-- Data shown follows --
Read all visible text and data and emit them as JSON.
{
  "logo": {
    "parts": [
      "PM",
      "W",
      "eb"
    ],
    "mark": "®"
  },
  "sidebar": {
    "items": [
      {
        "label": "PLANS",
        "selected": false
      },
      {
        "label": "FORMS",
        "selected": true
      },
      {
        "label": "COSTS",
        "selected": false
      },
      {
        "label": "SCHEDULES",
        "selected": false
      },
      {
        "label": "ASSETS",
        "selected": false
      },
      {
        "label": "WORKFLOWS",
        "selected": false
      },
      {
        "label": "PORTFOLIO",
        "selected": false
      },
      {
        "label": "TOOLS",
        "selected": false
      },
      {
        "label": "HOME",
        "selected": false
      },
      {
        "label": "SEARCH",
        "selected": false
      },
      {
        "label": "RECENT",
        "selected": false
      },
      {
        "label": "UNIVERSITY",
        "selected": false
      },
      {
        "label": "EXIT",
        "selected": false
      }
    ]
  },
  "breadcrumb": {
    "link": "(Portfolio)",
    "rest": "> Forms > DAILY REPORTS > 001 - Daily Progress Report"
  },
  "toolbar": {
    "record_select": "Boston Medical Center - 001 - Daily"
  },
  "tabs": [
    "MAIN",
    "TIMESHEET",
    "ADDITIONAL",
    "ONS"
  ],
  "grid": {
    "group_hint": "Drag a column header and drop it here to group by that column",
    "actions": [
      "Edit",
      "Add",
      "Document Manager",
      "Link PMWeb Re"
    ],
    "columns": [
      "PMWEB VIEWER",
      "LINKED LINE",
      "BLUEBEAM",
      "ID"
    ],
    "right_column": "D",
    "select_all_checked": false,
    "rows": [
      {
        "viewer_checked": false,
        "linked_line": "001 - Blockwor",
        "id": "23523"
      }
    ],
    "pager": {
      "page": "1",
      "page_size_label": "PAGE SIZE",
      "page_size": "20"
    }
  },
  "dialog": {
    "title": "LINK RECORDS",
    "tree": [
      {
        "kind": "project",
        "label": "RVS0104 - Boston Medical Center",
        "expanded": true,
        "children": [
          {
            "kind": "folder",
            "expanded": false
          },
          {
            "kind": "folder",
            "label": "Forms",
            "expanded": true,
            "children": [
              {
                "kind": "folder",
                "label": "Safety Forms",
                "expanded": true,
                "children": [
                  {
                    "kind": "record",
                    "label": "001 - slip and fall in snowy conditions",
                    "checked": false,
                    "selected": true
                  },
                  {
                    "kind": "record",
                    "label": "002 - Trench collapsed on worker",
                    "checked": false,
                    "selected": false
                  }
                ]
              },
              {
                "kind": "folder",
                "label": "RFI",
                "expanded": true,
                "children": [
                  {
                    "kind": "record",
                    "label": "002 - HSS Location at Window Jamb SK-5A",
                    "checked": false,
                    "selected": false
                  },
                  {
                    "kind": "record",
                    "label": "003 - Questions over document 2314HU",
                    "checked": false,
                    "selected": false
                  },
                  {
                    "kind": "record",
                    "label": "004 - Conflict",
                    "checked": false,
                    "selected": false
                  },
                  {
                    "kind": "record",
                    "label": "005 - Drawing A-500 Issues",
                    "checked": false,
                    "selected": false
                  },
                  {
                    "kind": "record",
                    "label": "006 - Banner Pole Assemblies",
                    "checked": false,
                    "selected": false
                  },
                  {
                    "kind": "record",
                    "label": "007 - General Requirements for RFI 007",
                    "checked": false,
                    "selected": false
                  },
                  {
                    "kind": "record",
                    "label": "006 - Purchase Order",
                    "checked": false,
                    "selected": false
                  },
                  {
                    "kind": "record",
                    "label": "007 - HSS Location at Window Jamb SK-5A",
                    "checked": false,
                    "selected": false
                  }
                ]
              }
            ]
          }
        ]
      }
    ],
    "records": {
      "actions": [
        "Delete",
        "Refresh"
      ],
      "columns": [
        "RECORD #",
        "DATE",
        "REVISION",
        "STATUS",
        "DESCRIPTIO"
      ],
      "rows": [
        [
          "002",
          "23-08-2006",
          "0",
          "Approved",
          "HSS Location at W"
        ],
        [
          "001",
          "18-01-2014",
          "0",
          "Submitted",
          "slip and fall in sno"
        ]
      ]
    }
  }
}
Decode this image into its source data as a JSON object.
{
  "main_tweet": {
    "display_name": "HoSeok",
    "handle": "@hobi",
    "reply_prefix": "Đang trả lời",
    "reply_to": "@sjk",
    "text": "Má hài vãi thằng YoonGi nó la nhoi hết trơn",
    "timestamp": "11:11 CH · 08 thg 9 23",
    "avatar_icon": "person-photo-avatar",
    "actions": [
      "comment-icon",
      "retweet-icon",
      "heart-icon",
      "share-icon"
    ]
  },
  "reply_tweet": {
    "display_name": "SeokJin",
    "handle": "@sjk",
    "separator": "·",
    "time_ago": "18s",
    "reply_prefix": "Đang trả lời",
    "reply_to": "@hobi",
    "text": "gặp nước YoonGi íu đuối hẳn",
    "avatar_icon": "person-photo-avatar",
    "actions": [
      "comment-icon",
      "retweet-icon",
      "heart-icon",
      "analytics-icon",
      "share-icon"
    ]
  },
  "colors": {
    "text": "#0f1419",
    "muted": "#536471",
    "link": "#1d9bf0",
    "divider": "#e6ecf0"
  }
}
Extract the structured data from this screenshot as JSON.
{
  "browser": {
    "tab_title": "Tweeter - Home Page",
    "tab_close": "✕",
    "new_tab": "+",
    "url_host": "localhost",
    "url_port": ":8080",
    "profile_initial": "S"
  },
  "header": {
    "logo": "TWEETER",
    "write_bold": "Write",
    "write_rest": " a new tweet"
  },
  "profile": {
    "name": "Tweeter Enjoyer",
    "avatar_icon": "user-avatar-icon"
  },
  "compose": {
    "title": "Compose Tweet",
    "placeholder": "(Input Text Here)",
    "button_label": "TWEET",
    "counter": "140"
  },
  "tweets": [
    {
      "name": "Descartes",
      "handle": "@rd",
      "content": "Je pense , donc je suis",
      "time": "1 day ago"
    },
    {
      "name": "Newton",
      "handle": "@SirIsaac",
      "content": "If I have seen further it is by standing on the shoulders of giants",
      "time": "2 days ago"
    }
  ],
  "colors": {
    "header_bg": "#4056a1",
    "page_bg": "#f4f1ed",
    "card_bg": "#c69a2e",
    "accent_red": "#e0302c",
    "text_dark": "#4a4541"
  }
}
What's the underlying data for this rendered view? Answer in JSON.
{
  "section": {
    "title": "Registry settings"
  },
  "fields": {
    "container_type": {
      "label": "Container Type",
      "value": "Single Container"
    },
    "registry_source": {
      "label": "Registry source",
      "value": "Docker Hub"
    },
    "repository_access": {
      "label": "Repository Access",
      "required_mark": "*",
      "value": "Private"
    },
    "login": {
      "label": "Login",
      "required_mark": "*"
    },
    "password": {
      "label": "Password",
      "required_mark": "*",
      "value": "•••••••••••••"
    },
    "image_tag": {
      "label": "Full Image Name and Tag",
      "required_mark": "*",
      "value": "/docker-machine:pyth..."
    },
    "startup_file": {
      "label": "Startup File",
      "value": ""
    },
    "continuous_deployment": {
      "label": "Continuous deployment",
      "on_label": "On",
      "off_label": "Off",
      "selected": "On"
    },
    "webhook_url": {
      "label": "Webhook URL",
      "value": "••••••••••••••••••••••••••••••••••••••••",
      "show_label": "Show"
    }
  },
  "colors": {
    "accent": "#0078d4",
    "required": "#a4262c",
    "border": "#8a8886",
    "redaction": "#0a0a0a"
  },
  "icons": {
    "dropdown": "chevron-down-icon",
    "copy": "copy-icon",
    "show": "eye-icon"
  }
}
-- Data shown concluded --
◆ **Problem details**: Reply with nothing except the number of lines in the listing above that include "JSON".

◆ **Exercise solution**: 4